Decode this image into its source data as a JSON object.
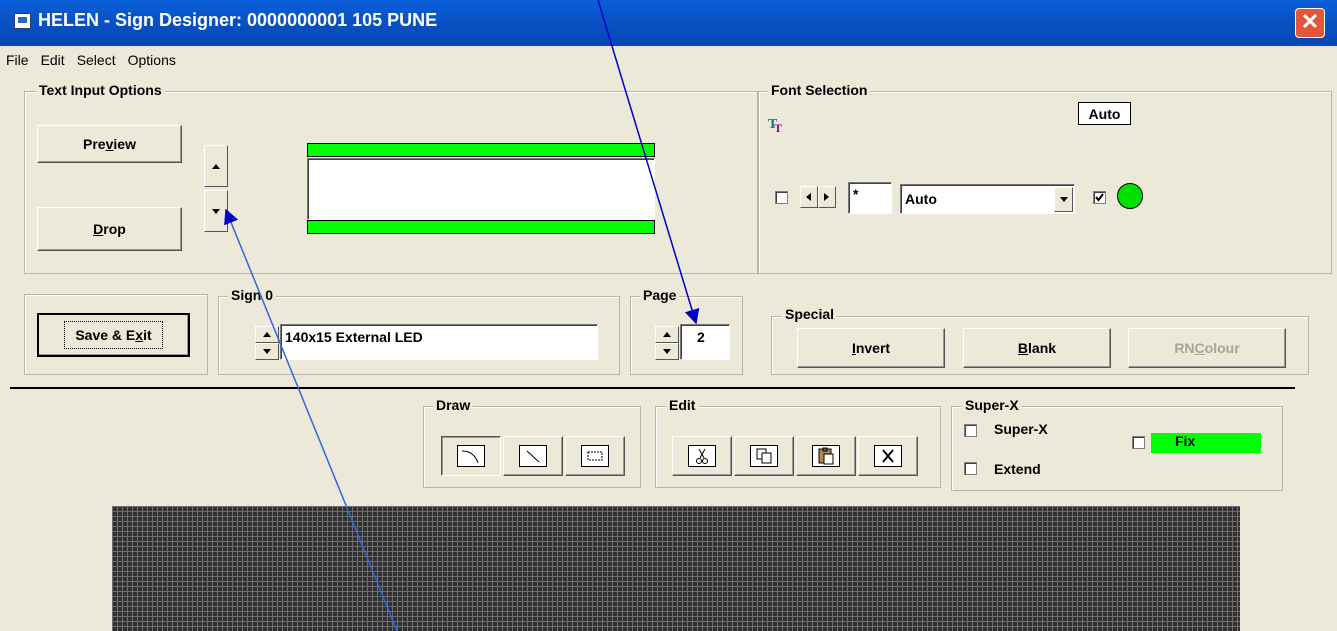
{
  "window": {
    "title": "HELEN - Sign Designer: 0000000001 105 PUNE",
    "close_glyph": "✕"
  },
  "menu": [
    "File",
    "Edit",
    "Select",
    "Options"
  ],
  "text_input_options": {
    "legend": "Text Input Options",
    "preview_pre": "Pre",
    "preview_u": "v",
    "preview_post": "iew",
    "drop_u": "D",
    "drop_post": "rop"
  },
  "font_selection": {
    "legend": "Font Selection",
    "icon": "font-tt-icon",
    "auto_label": "Auto",
    "size_value": "*",
    "font_value": "Auto",
    "checkbox_checked": true,
    "indicator_color": "#00e000"
  },
  "buttons": {
    "save_pre": "Save & E",
    "save_u": "x",
    "save_post": "it"
  },
  "sign": {
    "legend": "Sign 0",
    "value": "140x15 External LED"
  },
  "page": {
    "legend": "Page",
    "value": "2"
  },
  "special": {
    "legend": "Special",
    "invert_u": "I",
    "invert_post": "nvert",
    "blank_u": "B",
    "blank_post": "lank",
    "rn_pre": "RN ",
    "rn_u": "C",
    "rn_post": "olour"
  },
  "draw": {
    "legend": "Draw",
    "tools": [
      "arc-tool-icon",
      "line-tool-icon",
      "rectangle-tool-icon"
    ]
  },
  "edit": {
    "legend": "Edit",
    "tools": [
      "cut-icon",
      "copy-icon",
      "paste-icon",
      "delete-icon"
    ]
  },
  "superx": {
    "legend": "Super-X",
    "superx_label": "Super-X",
    "extend_label": "Extend",
    "fix_label": "Fix"
  },
  "colors": {
    "green": "#00ff00",
    "titlebar": "#0853c6",
    "arrow": "#0000cc"
  }
}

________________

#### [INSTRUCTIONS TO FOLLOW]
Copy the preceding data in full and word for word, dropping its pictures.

#### [TASK SOLUTION]
Decode this image into its source data as a JSON object.
{
  "window": {
    "title": "HELEN - Sign Designer: 0000000001 105 PUNE",
    "close_glyph": "✕"
  },
  "menu": [
    "File",
    "Edit",
    "Select",
    "Options"
  ],
  "text_input_options": {
    "legend": "Text Input Options",
    "preview_pre": "Pre",
    "preview_u": "v",
    "preview_post": "iew",
    "drop_u": "D",
    "drop_post": "rop"
  },
  "font_selection": {
    "legend": "Font Selection",
    "icon": "font-tt-icon",
    "auto_label": "Auto",
    "size_value": "*",
    "font_value": "Auto",
    "checkbox_checked": true,
    "indicator_color": "#00e000"
  },
  "buttons": {
    "save_pre": "Save & E",
    "save_u": "x",
    "save_post": "it"
  },
  "sign": {
    "legend": "Sign 0",
    "value": "140x15 External LED"
  },
  "page": {
    "legend": "Page",
    "value": "2"
  },
  "special": {
    "legend": "Special",
    "invert_u": "I",
    "invert_post": "nvert",
    "blank_u": "B",
    "blank_post": "lank",
    "rn_pre": "RN ",
    "rn_u": "C",
    "rn_post": "olour"
  },
  "draw": {
    "legend": "Draw",
    "tools": [
      "arc-tool-icon",
      "line-tool-icon",
      "rectangle-tool-icon"
    ]
  },
  "edit": {
    "legend": "Edit",
    "tools": [
      "cut-icon",
      "copy-icon",
      "paste-icon",
      "delete-icon"
    ]
  },
  "superx": {
    "legend": "Super-X",
    "superx_label": "Super-X",
    "extend_label": "Extend",
    "fix_label": "Fix"
  },
  "colors": {
    "green": "#00ff00",
    "titlebar": "#0853c6",
    "arrow": "#0000cc"
  }
}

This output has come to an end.